Figure 3: Top: ultrasonic pulse reflecting off of interfaces between different materials: plastic/aluminium and aluminium/water. Note that there are multiple secondary internal reflections. The echoes can be seen in the terminal voltage plot, occurring at different return times, according to the distance and speed of sound in the materials.

Figure 4: The concept of phased-array transducers for ultrasonic NDT (from https://en.wikipedia.org/wiki/Phased_array_ultrasonics).

Modelling of ultrasonic non-destructive testing using COMSOL Multiphysics

A good basic application example involves using ultrasonic non-destructive testing for monitoring fouling or corrosion in pipes or flow-channels in fluid processing equipment. This can be found, for example in oil refinement, agriculture, municipal water delivery, chemical processing, or desalination.

Sediments in the fluid or organic matter may deposit on the wall over time. Organic matter in particular may grow, forming a thick slime known as biofouling. Arteries are also another common flow system that may clogged up, for example, and can be monitored with medical ultrasound. Ultrasonic NDT can help monitor all of these cases in a cost-effective way. In the end, layers of material with differing acoustic properties are present, and reflected echoes are recorded and analysed.

Figure 5: An ultrasonic transducer mounted to the wall of a manifold used in a fluid processing application. Top: A flat fouling layer has formed between the wall and the water. Bottom: the inner wall is corroded. Note how the type and shape of the interface affects the shape of the of the reflected and transmitted waves.

We can look at the transducer voltage to see if we can make out the differences between the signals reflected from a clean wall, a wall with fouling layers of different thickness, or a corroded wall.

Figure 6: Plot of different recorded echoes, zoomed in around the time when echoes return to the transducer.

That looks like a mess! But there are a few things we can immediately say about these signals. First, there clearly are differences between the waveforms recorded for each wall condition. Second, all of the signals overlap up until about 13 µs. So, the first echo, off of the delay-line/wall interface, is the same for all cases but there’s something different about the echoes that follow.

There are many possible ways to further investigate the differences in these signals. In particular, we’re interested to see if there’s something clearly different between a fouled wall and a corroded wall, or between walls with different fouling thickness. One basic way to start is by looking at the difference between each of these signals and a reference signal. A natural reference signal is the one from the case where the wall is known to be clean. Below we show plots of a normalized root mean square (RMS) difference between each signal and the “clean” signal (at all points), and then we look at the cumulative difference over the full echo recorded time span.

Figure 7: Top: A plot of the pointwise normalized root mean square (RMS) difference between each signal and the reference signal (clean wall). Bottom: Cumulative difference over the echo return timespan.

Here, clearer patterns emerge.
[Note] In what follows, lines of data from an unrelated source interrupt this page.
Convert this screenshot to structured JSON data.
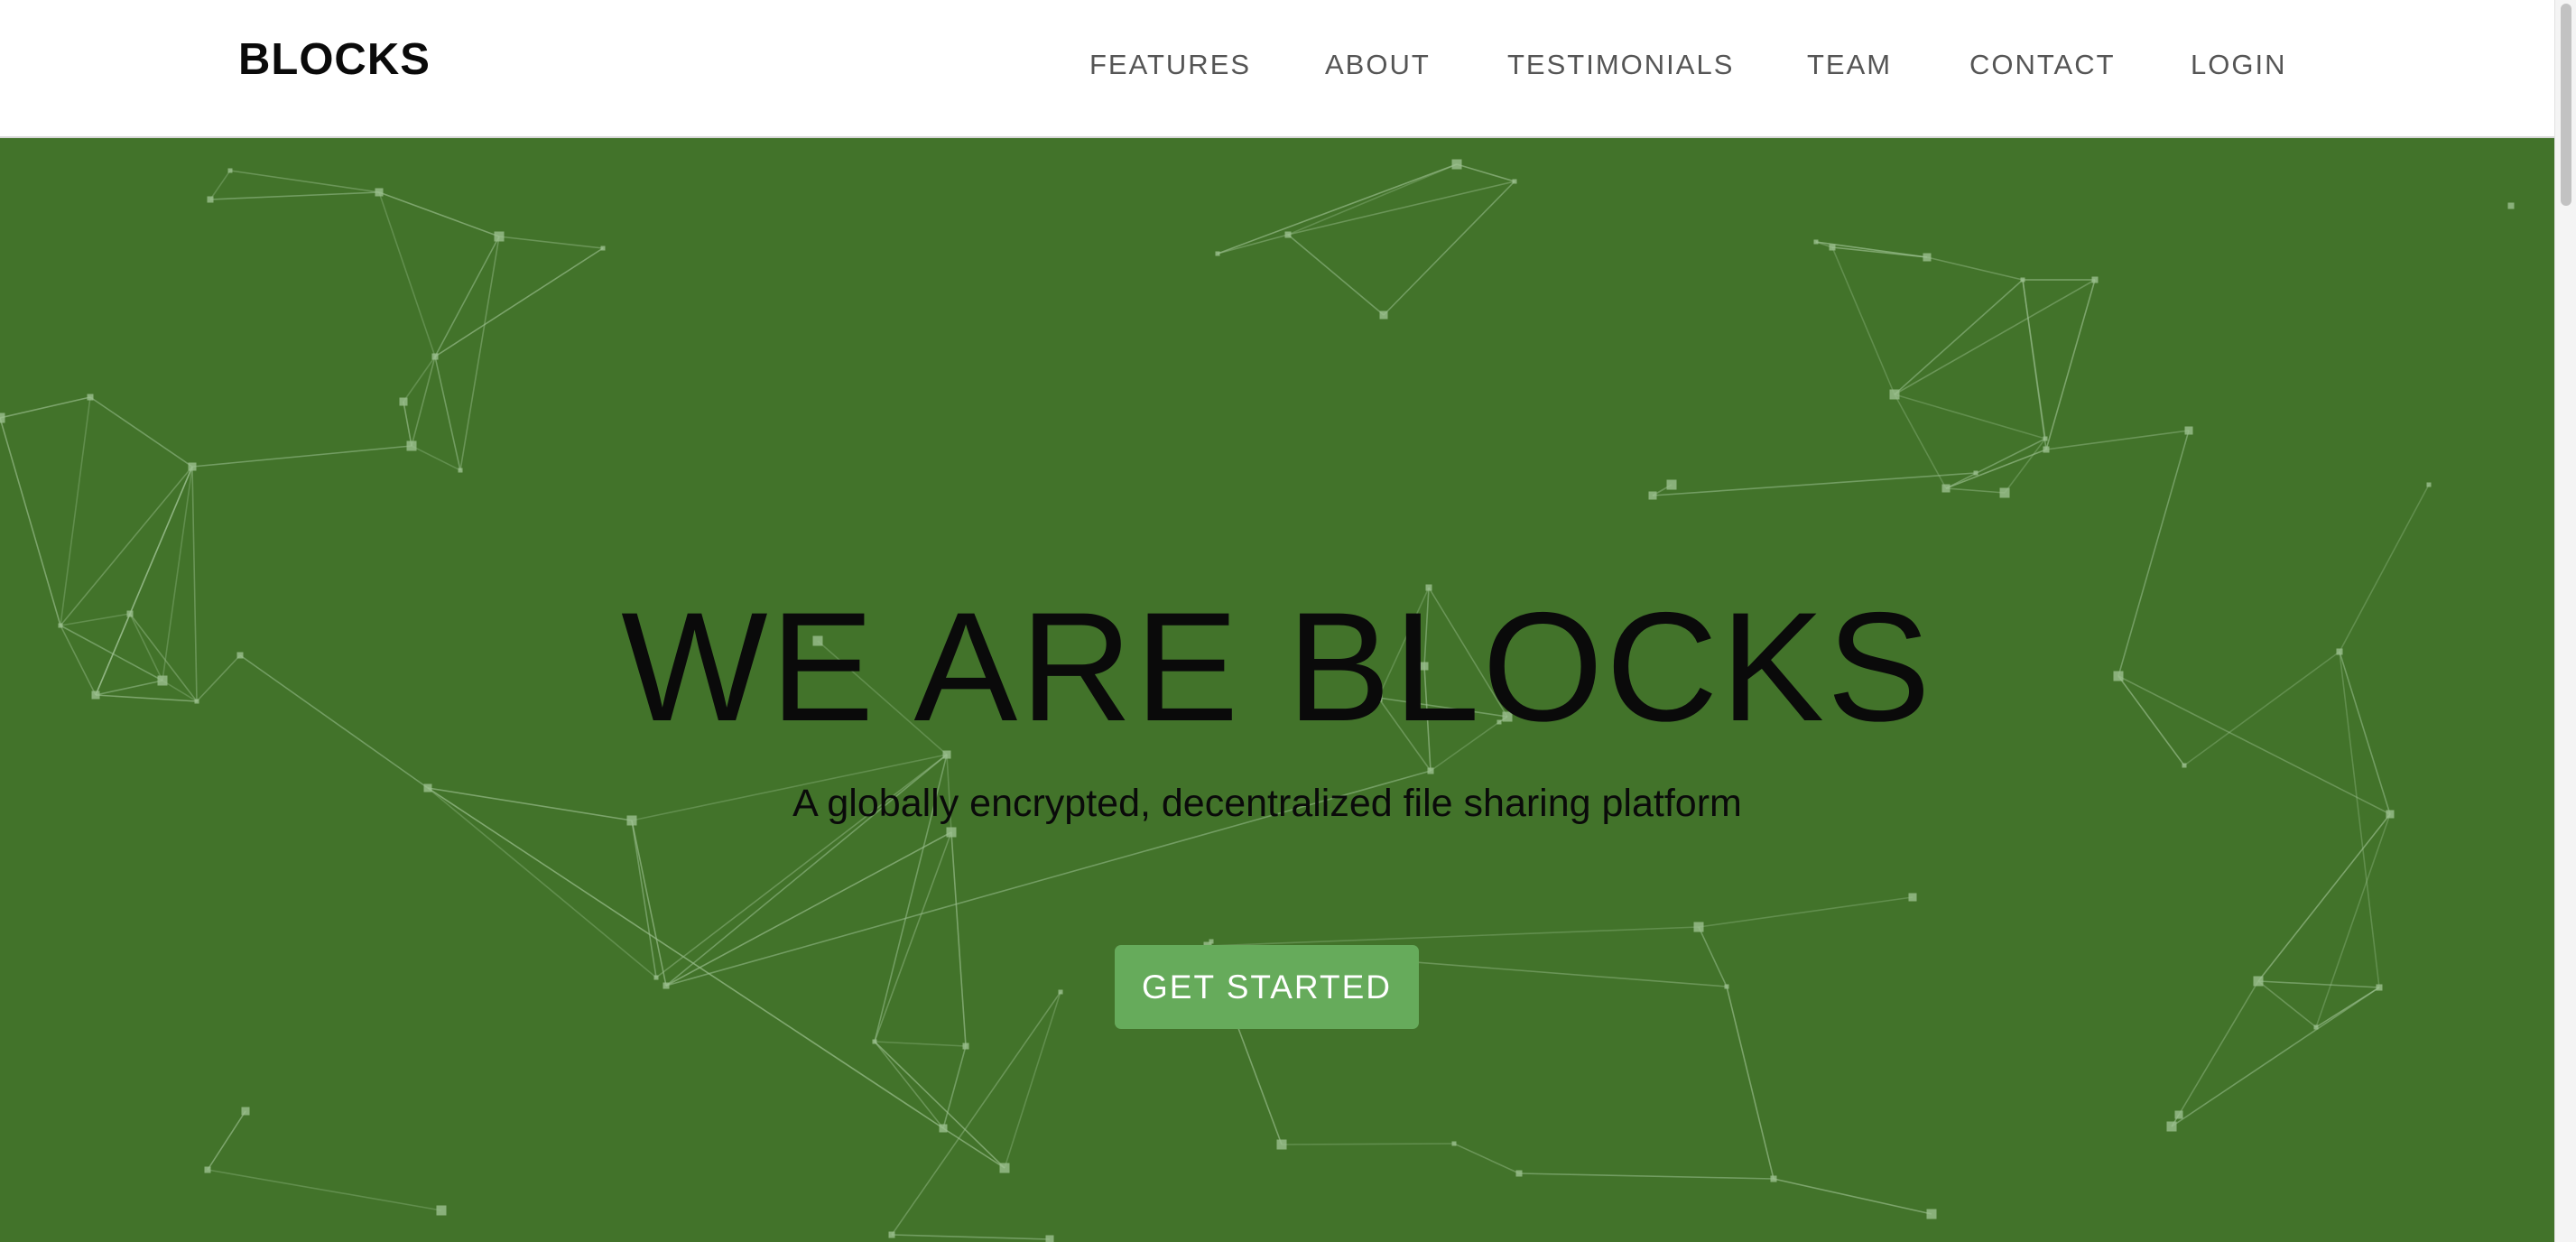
{
  "brand": "BLOCKS",
  "nav": {
    "items": [
      {
        "label": "FEATURES"
      },
      {
        "label": "ABOUT"
      },
      {
        "label": "TESTIMONIALS"
      },
      {
        "label": "TEAM"
      },
      {
        "label": "CONTACT"
      },
      {
        "label": "LOGIN"
      }
    ]
  },
  "hero": {
    "title": "WE ARE BLOCKS",
    "subtitle": "A globally encrypted, decentralized file sharing platform",
    "cta_label": "GET STARTED"
  },
  "colors": {
    "hero_background": "#42732a",
    "cta_background": "#66ab5b",
    "network_lines": "#9bbf8f",
    "nav_text": "#555555"
  }
}
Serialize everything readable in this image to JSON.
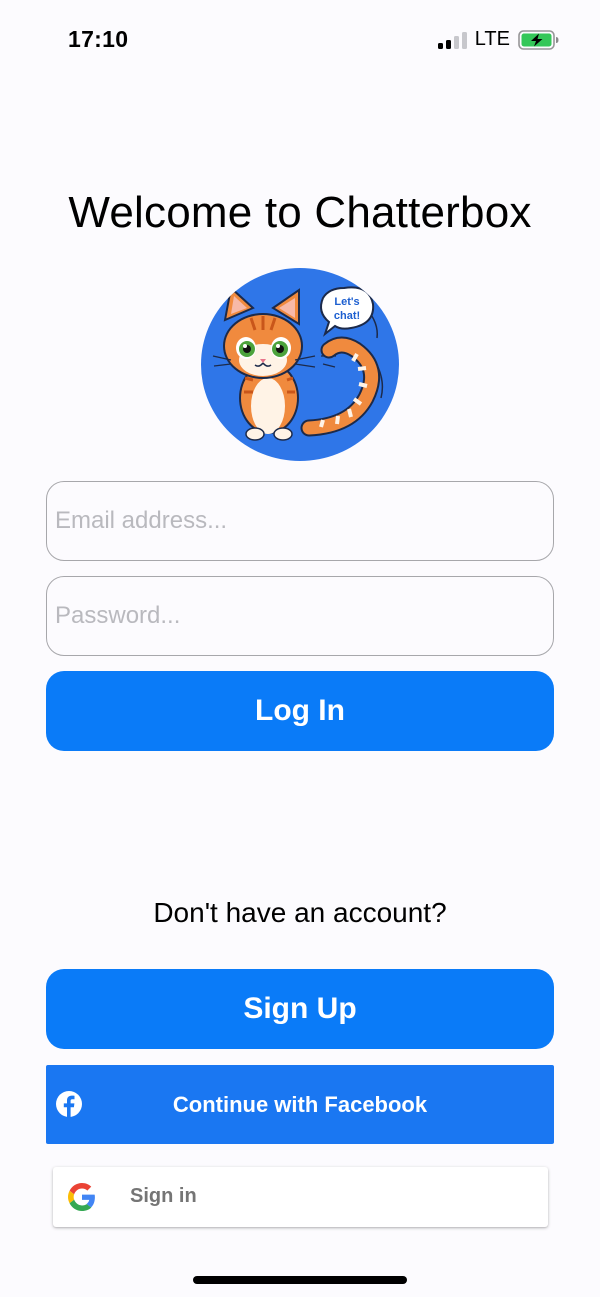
{
  "status_bar": {
    "time": "17:10",
    "network": "LTE",
    "signal_bars_active": 2,
    "signal_bars_total": 4,
    "battery_state": "charging"
  },
  "welcome": {
    "title": "Welcome to Chatterbox"
  },
  "logo": {
    "speech_bubble_line1": "Let's",
    "speech_bubble_line2": "chat!",
    "icon": "cat-mascot-icon",
    "background_color": "#2f76e8"
  },
  "login_form": {
    "email_placeholder": "Email address...",
    "email_value": "",
    "password_placeholder": "Password...",
    "password_value": "",
    "login_label": "Log In"
  },
  "signup_section": {
    "prompt": "Don't have an account?",
    "signup_label": "Sign Up"
  },
  "facebook": {
    "label": "Continue with Facebook",
    "icon": "facebook-icon",
    "color": "#1a77f2"
  },
  "google": {
    "label": "Sign in",
    "icon": "google-icon"
  },
  "colors": {
    "primary": "#0a7bf8",
    "background": "#fcfbfe"
  }
}
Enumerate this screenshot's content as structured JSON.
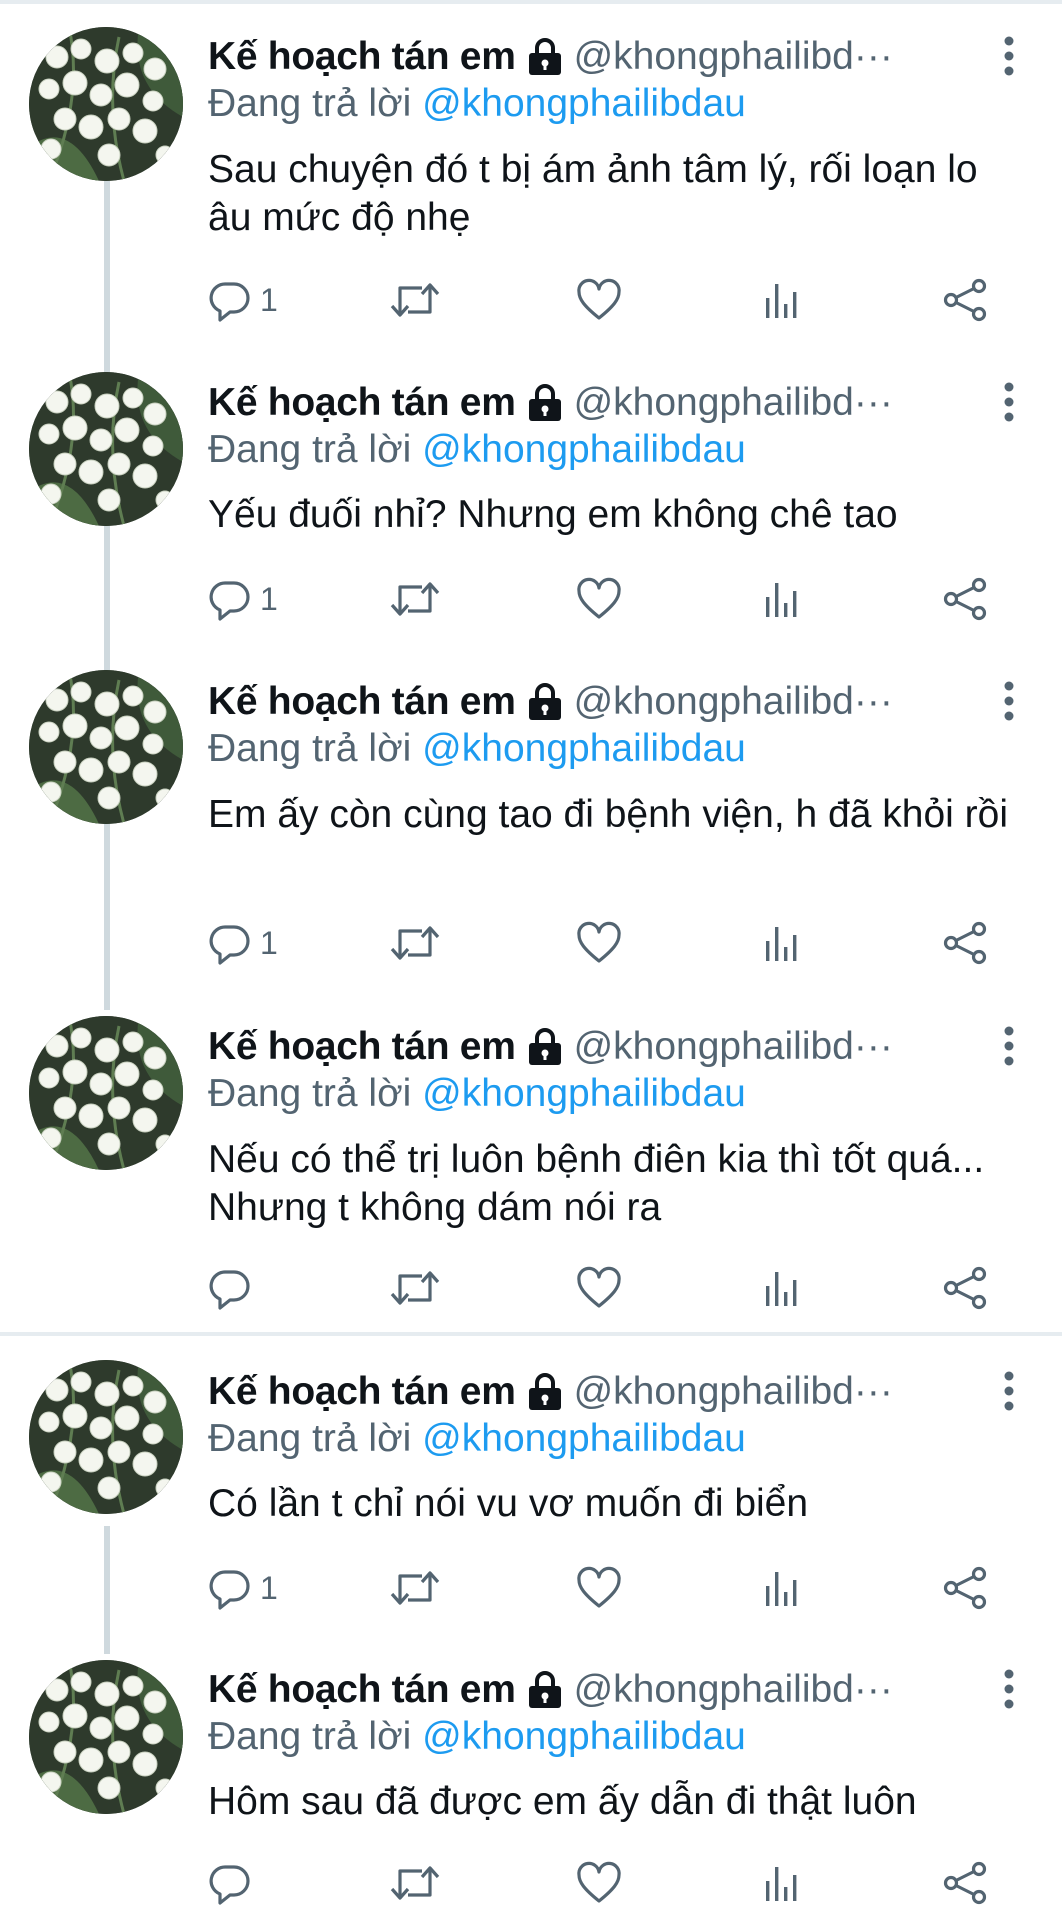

Again, there are no differences between the signals up to about 13 µs, but after that, the corroded wall shows a bigger change than the fouled walls. This is pretty clear in both the difference-factor and cumulative-difference-factor plots. The cumulative-difference-factor plot, however, does help us see that the thin fouling layer (1 mm) can be clearly distinguished from the two thicker layers (2 mm, 4mm). The two thicker layers are more difficult to distinguish from each other, but produce a bigger “difference”, with respect to the “clean” signal.

Xi Engineering’s expertise and capabilities

Xi Engineering has extensive experience in the analysis of acoustics in a wide range of applications, including ultrasonic non-destructive testing (NDT), high-end headphone design, sound damping in the built environment, vibrations affecting sensitive scientific equipment, and wind farm planning/consent, to list a few.

If you have a project where the propagation of sound waves is a key concern, we can help in developing mathematical models using numerical software packages such as COMSOL Multiphysics to accelerate your innovation.